What you should do:
Give back all of the records exactly.
┄┄┄┄┄┄┄┄┄┄
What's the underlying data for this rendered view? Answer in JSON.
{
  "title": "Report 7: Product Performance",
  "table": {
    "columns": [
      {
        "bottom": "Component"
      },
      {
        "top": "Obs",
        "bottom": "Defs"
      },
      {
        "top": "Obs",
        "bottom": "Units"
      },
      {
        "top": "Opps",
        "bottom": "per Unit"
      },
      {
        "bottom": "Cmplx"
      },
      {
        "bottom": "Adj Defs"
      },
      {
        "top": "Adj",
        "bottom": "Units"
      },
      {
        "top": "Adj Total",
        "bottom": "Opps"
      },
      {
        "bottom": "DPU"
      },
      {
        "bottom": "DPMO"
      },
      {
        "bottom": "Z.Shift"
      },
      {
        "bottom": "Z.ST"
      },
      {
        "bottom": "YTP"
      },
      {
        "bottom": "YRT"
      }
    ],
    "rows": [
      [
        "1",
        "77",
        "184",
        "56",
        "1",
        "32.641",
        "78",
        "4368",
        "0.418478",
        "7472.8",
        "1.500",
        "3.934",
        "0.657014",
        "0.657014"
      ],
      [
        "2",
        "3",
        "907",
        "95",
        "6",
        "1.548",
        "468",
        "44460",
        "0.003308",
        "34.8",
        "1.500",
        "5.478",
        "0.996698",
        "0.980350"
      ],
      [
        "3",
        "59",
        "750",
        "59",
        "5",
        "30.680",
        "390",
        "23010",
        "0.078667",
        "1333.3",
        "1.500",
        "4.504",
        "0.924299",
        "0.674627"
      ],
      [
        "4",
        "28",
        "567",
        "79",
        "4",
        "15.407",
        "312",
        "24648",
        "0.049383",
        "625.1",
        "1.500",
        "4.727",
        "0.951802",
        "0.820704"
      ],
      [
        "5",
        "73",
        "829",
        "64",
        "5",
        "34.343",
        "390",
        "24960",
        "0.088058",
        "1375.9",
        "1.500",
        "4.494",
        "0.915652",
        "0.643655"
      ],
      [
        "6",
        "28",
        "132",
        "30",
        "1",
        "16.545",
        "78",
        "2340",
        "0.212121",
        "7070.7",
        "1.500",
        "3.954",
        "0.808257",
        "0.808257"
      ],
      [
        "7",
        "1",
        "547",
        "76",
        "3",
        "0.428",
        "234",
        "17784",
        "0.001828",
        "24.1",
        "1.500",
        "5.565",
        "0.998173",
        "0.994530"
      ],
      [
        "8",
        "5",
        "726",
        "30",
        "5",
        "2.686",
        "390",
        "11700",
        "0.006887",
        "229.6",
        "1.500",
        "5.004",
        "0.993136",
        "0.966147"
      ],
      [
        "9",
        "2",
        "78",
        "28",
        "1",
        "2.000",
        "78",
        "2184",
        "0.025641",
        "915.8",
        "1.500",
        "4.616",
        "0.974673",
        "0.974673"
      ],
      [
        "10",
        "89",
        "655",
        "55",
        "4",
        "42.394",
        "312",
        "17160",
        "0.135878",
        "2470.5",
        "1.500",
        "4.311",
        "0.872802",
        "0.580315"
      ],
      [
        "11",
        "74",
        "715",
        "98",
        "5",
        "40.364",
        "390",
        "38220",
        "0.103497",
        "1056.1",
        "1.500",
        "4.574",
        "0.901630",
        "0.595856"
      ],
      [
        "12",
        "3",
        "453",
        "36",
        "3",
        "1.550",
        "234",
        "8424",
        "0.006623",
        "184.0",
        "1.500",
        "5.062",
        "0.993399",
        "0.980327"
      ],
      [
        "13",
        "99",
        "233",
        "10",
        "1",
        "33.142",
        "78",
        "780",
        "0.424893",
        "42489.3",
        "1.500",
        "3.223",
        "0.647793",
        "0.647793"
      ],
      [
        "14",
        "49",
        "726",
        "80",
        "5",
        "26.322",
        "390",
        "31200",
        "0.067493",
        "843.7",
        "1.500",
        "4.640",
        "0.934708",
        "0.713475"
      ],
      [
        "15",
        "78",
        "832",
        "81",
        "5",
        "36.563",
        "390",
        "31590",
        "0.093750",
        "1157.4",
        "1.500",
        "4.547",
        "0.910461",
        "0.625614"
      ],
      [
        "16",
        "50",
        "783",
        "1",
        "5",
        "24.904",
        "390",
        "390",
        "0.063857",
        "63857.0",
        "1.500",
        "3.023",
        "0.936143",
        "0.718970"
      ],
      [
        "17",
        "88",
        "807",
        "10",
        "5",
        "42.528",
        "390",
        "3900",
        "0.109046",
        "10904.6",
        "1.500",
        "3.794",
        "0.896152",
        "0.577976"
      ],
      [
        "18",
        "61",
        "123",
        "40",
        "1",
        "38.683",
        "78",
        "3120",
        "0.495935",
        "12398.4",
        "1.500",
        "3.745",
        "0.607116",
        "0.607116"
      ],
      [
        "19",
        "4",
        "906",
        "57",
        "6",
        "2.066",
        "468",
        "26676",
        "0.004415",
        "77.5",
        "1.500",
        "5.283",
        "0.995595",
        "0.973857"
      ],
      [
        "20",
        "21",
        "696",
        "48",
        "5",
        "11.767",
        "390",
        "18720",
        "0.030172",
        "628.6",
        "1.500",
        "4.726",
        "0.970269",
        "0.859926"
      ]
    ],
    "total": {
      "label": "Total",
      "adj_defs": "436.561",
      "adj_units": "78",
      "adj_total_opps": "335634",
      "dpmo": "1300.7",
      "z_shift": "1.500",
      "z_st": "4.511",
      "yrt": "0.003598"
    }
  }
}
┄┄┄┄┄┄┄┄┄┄
Task solution:
What's the underlying data for this rendered view? Answer in JSON.
{
  "title": "Report 7: Product Performance",
  "table": {
    "columns": [
      {
        "bottom": "Component"
      },
      {
        "top": "Obs",
        "bottom": "Defs"
      },
      {
        "top": "Obs",
        "bottom": "Units"
      },
      {
        "top": "Opps",
        "bottom": "per Unit"
      },
      {
        "bottom": "Cmplx"
      },
      {
        "bottom": "Adj Defs"
      },
      {
        "top": "Adj",
        "bottom": "Units"
      },
      {
        "top": "Adj Total",
        "bottom": "Opps"
      },
      {
        "bottom": "DPU"
      },
      {
        "bottom": "DPMO"
      },
      {
        "bottom": "Z.Shift"
      },
      {
        "bottom": "Z.ST"
      },
      {
        "bottom": "YTP"
      },
      {
        "bottom": "YRT"
      }
    ],
    "rows": [
      [
        "1",
        "77",
        "184",
        "56",
        "1",
        "32.641",
        "78",
        "4368",
        "0.418478",
        "7472.8",
        "1.500",
        "3.934",
        "0.657014",
        "0.657014"
      ],
      [
        "2",
        "3",
        "907",
        "95",
        "6",
        "1.548",
        "468",
        "44460",
        "0.003308",
        "34.8",
        "1.500",
        "5.478",
        "0.996698",
        "0.980350"
      ],
      [
        "3",
        "59",
        "750",
        "59",
        "5",
        "30.680",
        "390",
        "23010",
        "0.078667",
        "1333.3",
        "1.500",
        "4.504",
        "0.924299",
        "0.674627"
      ],
      [
        "4",
        "28",
        "567",
        "79",
        "4",
        "15.407",
        "312",
        "24648",
        "0.049383",
        "625.1",
        "1.500",
        "4.727",
        "0.951802",
        "0.820704"
      ],
      [
        "5",
        "73",
        "829",
        "64",
        "5",
        "34.343",
        "390",
        "24960",
        "0.088058",
        "1375.9",
        "1.500",
        "4.494",
        "0.915652",
        "0.643655"
      ],
      [
        "6",
        "28",
        "132",
        "30",
        "1",
        "16.545",
        "78",
        "2340",
        "0.212121",
        "7070.7",
        "1.500",
        "3.954",
        "0.808257",
        "0.808257"
      ],
      [
        "7",
        "1",
        "547",
        "76",
        "3",
        "0.428",
        "234",
        "17784",
        "0.001828",
        "24.1",
        "1.500",
        "5.565",
        "0.998173",
        "0.994530"
      ],
      [
        "8",
        "5",
        "726",
        "30",
        "5",
        "2.686",
        "390",
        "11700",
        "0.006887",
        "229.6",
        "1.500",
        "5.004",
        "0.993136",
        "0.966147"
      ],
      [
        "9",
        "2",
        "78",
        "28",
        "1",
        "2.000",
        "78",
        "2184",
        "0.025641",
        "915.8",
        "1.500",
        "4.616",
        "0.974673",
        "0.974673"
      ],
      [
        "10",
        "89",
        "655",
        "55",
        "4",
        "42.394",
        "312",
        "17160",
        "0.135878",
        "2470.5",
        "1.500",
        "4.311",
        "0.872802",
        "0.580315"
      ],
      [
        "11",
        "74",
        "715",
        "98",
        "5",
        "40.364",
        "390",
        "38220",
        "0.103497",
        "1056.1",
        "1.500",
        "4.574",
        "0.901630",
        "0.595856"
      ],
      [
        "12",
        "3",
        "453",
        "36",
        "3",
        "1.550",
        "234",
        "8424",
        "0.006623",
        "184.0",
        "1.500",
        "5.062",
        "0.993399",
        "0.980327"
      ],
      [
        "13",
        "99",
        "233",
        "10",
        "1",
        "33.142",
        "78",
        "780",
        "0.424893",
        "42489.3",
        "1.500",
        "3.223",
        "0.647793",
        "0.647793"
      ],
      [
        "14",
        "49",
        "726",
        "80",
        "5",
        "26.322",
        "390",
        "31200",
        "0.067493",
        "843.7",
        "1.500",
        "4.640",
        "0.934708",
        "0.713475"
      ],
      [
        "15",
        "78",
        "832",
        "81",
        "5",
        "36.563",
        "390",
        "31590",
        "0.093750",
        "1157.4",
        "1.500",
        "4.547",
        "0.910461",
        "0.625614"
      ],
      [
        "16",
        "50",
        "783",
        "1",
        "5",
        "24.904",
        "390",
        "390",
        "0.063857",
        "63857.0",
        "1.500",
        "3.023",
        "0.936143",
        "0.718970"
      ],
      [
        "17",
        "88",
        "807",
        "10",
        "5",
        "42.528",
        "390",
        "3900",
        "0.109046",
        "10904.6",
        "1.500",
        "3.794",
        "0.896152",
        "0.577976"
      ],
      [
        "18",
        "61",
        "123",
        "40",
        "1",
        "38.683",
        "78",
        "3120",
        "0.495935",
        "12398.4",
        "1.500",
        "3.745",
        "0.607116",
        "0.607116"
      ],
      [
        "19",
        "4",
        "906",
        "57",
        "6",
        "2.066",
        "468",
        "26676",
        "0.004415",
        "77.5",
        "1.500",
        "5.283",
        "0.995595",
        "0.973857"
      ],
      [
        "20",
        "21",
        "696",
        "48",
        "5",
        "11.767",
        "390",
        "18720",
        "0.030172",
        "628.6",
        "1.500",
        "4.726",
        "0.970269",
        "0.859926"
      ]
    ],
    "total": {
      "label": "Total",
      "adj_defs": "436.561",
      "adj_units": "78",
      "adj_total_opps": "335634",
      "dpmo": "1300.7",
      "z_shift": "1.500",
      "z_st": "4.511",
      "yrt": "0.003598"
    }
  }
}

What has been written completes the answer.